● Problem statement
The answer must consist of every line in the records that contains the word "JSON".

[Page and application data records]
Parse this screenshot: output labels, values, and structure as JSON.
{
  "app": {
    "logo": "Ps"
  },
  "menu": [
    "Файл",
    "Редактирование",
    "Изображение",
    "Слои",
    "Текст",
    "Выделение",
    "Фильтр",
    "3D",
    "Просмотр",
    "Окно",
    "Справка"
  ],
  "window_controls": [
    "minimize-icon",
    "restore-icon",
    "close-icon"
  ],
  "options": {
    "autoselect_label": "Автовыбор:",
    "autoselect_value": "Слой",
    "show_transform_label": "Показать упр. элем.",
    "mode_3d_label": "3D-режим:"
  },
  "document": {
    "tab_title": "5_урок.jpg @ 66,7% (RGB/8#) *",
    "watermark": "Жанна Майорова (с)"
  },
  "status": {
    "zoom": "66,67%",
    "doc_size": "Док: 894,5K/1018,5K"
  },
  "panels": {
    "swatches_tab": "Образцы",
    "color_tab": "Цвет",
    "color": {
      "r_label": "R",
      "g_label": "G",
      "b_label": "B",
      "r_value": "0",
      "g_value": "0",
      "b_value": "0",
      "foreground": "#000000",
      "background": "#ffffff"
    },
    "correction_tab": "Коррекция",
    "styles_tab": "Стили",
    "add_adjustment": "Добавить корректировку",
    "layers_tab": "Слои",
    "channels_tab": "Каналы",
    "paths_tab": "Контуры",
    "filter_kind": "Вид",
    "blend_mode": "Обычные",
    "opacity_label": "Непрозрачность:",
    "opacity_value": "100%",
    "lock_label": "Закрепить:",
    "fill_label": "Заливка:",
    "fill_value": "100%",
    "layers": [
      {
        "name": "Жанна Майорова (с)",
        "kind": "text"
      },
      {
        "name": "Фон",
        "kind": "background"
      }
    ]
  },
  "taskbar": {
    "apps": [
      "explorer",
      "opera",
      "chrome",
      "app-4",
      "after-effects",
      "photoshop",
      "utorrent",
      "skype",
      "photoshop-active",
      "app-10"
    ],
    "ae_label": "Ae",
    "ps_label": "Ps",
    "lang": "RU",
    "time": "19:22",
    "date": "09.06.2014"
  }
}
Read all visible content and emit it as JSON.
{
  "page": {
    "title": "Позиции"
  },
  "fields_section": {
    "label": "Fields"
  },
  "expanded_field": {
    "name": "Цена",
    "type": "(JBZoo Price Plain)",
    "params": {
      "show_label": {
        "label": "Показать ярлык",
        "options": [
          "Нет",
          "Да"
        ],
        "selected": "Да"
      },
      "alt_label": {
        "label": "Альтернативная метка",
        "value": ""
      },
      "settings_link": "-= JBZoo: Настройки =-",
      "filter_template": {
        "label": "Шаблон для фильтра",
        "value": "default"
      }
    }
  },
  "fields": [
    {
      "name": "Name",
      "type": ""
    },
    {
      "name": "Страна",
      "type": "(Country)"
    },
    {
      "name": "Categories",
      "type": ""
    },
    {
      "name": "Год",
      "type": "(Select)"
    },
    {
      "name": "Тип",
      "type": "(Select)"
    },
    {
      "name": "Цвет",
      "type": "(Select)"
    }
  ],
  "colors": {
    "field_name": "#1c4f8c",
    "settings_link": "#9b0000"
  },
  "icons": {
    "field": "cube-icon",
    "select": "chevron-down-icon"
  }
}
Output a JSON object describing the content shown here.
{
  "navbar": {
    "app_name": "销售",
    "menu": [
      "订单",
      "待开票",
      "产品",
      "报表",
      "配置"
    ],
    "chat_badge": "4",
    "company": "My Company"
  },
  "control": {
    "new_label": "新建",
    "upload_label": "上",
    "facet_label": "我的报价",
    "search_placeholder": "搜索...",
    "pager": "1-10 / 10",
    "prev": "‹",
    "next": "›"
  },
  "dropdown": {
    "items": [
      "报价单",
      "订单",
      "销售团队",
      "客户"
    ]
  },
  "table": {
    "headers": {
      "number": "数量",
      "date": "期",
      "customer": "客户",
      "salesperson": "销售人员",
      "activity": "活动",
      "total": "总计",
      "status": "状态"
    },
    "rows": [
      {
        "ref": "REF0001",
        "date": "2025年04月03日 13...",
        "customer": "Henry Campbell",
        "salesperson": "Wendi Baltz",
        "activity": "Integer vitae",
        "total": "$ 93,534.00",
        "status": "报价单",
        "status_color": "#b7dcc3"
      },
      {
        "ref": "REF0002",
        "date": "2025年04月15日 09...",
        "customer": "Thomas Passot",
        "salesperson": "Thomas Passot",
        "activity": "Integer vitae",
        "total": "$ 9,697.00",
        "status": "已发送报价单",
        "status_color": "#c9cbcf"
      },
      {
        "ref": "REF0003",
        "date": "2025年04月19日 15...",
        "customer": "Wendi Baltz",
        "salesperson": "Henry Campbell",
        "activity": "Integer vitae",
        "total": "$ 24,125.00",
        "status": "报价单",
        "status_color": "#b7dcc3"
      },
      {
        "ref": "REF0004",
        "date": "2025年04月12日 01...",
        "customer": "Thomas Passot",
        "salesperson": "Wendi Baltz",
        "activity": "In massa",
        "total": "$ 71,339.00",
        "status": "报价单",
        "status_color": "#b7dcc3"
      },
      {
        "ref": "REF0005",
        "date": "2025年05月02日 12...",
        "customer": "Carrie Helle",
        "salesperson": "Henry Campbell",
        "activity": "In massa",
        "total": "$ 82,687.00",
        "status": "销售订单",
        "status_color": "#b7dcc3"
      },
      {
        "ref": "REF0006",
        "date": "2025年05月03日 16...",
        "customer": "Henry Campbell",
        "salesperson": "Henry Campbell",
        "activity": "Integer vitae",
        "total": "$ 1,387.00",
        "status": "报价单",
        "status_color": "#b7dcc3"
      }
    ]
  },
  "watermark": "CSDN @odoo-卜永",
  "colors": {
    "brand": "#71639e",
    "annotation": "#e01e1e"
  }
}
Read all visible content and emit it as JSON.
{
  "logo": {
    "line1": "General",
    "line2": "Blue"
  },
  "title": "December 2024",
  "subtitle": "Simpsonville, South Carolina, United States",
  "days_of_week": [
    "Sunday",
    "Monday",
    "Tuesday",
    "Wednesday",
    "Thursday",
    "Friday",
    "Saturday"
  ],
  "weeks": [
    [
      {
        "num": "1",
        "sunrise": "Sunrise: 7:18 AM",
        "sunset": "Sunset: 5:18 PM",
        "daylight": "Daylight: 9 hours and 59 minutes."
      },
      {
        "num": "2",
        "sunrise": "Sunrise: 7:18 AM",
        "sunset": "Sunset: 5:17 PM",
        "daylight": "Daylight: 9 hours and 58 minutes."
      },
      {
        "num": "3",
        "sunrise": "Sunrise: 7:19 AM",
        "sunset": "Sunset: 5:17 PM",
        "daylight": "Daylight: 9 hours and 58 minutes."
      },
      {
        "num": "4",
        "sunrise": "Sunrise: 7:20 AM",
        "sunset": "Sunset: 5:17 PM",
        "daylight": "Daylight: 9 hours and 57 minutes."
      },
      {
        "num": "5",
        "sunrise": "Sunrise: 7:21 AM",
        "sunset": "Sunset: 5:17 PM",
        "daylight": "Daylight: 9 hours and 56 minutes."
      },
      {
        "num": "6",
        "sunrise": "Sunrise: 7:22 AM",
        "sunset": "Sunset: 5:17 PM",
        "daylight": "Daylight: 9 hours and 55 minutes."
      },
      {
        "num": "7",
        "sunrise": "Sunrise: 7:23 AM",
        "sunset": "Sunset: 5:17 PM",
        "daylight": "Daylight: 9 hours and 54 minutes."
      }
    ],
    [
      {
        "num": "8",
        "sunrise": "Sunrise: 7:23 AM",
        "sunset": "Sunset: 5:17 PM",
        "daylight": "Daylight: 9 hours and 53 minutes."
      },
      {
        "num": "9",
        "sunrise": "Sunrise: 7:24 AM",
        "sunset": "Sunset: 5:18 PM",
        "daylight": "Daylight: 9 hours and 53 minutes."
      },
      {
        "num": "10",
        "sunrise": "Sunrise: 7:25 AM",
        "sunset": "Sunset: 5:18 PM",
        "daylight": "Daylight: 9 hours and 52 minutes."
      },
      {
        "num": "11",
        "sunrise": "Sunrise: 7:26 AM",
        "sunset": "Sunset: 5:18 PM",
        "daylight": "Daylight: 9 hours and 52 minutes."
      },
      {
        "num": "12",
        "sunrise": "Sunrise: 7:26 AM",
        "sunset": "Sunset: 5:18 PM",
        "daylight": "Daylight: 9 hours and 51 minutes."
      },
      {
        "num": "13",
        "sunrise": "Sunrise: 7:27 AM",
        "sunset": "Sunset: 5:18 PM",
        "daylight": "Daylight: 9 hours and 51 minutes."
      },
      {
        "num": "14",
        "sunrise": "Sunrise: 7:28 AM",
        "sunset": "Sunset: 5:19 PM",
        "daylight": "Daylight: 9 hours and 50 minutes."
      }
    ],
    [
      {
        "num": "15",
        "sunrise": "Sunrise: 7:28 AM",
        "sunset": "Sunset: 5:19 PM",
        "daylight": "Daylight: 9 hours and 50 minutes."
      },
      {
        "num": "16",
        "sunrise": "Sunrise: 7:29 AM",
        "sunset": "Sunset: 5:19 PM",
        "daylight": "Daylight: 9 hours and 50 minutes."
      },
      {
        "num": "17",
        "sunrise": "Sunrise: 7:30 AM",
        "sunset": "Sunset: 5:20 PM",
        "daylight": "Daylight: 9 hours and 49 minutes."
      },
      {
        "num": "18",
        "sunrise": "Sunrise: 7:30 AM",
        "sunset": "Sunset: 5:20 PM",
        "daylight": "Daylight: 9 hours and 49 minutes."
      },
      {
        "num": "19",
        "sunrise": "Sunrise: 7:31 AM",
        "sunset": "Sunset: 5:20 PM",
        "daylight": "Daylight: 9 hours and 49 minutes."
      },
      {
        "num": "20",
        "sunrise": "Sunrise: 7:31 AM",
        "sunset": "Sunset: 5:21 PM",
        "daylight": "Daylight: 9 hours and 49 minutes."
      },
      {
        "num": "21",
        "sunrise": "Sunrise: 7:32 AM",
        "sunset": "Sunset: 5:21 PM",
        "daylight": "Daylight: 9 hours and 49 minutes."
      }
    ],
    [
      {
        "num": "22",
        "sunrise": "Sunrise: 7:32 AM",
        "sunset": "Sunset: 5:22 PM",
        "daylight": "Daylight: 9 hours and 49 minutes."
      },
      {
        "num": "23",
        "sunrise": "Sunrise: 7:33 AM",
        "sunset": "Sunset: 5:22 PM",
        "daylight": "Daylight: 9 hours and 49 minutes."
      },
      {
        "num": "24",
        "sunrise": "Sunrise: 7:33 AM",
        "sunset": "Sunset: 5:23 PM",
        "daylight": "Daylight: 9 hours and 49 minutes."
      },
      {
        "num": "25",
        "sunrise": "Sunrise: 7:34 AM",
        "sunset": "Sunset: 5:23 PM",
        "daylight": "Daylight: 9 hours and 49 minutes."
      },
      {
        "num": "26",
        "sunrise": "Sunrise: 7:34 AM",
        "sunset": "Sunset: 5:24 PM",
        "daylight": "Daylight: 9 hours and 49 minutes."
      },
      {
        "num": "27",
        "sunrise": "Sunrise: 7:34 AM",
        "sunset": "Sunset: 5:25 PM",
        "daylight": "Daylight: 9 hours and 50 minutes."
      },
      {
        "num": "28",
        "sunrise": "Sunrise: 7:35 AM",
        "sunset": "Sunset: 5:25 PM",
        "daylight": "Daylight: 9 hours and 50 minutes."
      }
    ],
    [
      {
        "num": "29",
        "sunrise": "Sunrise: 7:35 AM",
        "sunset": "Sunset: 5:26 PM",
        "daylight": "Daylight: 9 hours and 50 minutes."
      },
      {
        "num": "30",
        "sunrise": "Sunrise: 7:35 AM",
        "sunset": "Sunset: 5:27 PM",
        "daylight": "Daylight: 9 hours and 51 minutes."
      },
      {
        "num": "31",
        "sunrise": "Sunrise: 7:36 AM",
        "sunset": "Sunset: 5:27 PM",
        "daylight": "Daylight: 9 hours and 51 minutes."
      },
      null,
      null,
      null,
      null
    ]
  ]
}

● Result of this exercise
Parse this screenshot: output labels, values, and structure as JSON.
Read all visible content and emit it as JSON.
Output a JSON object describing the content shown here.
Read all visible content and emit it as JSON.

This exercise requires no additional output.